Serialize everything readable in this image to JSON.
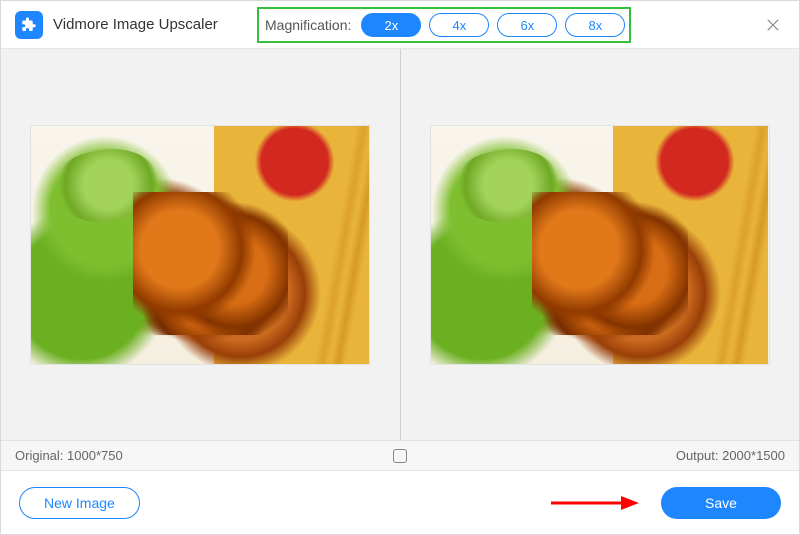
{
  "header": {
    "app_title": "Vidmore Image Upscaler",
    "magnification_label": "Magnification:",
    "options": [
      "2x",
      "4x",
      "6x",
      "8x"
    ],
    "selected_option": "2x"
  },
  "info": {
    "original_label": "Original: 1000*750",
    "output_label": "Output: 2000*1500"
  },
  "footer": {
    "new_image_label": "New Image",
    "save_label": "Save"
  },
  "colors": {
    "accent": "#1e87ff",
    "highlight_border": "#34c03b",
    "arrow": "#ff0000"
  }
}
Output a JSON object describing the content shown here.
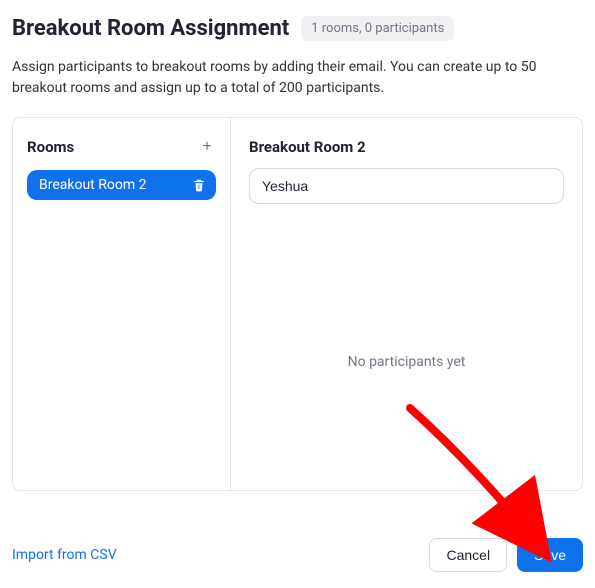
{
  "header": {
    "title": "Breakout Room Assignment",
    "summary": "1 rooms, 0 participants"
  },
  "description": "Assign participants to breakout rooms by adding their email. You can create up to 50 breakout rooms and assign up to a total of 200 participants.",
  "rooms": {
    "title": "Rooms",
    "items": [
      {
        "label": "Breakout Room 2"
      }
    ]
  },
  "detail": {
    "title": "Breakout Room 2",
    "input_value": "Yeshua",
    "empty_text": "No participants yet"
  },
  "footer": {
    "import_label": "Import from CSV",
    "cancel_label": "Cancel",
    "save_label": "Save"
  }
}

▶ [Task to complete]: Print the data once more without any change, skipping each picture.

▶ [Response]:
Serialize everything readable in this image to JSON.
{
  "header": {
    "app_title": "Vidmore Image Upscaler",
    "magnification_label": "Magnification:",
    "options": [
      "2x",
      "4x",
      "6x",
      "8x"
    ],
    "selected_option": "2x"
  },
  "info": {
    "original_label": "Original: 1000*750",
    "output_label": "Output: 2000*1500"
  },
  "footer": {
    "new_image_label": "New Image",
    "save_label": "Save"
  },
  "colors": {
    "accent": "#1e87ff",
    "highlight_border": "#34c03b",
    "arrow": "#ff0000"
  }
}
Output a JSON object describing the content shown here.
{
  "header": {
    "title": "Breakout Room Assignment",
    "summary": "1 rooms, 0 participants"
  },
  "description": "Assign participants to breakout rooms by adding their email. You can create up to 50 breakout rooms and assign up to a total of 200 participants.",
  "rooms": {
    "title": "Rooms",
    "items": [
      {
        "label": "Breakout Room 2"
      }
    ]
  },
  "detail": {
    "title": "Breakout Room 2",
    "input_value": "Yeshua",
    "empty_text": "No participants yet"
  },
  "footer": {
    "import_label": "Import from CSV",
    "cancel_label": "Cancel",
    "save_label": "Save"
  }
}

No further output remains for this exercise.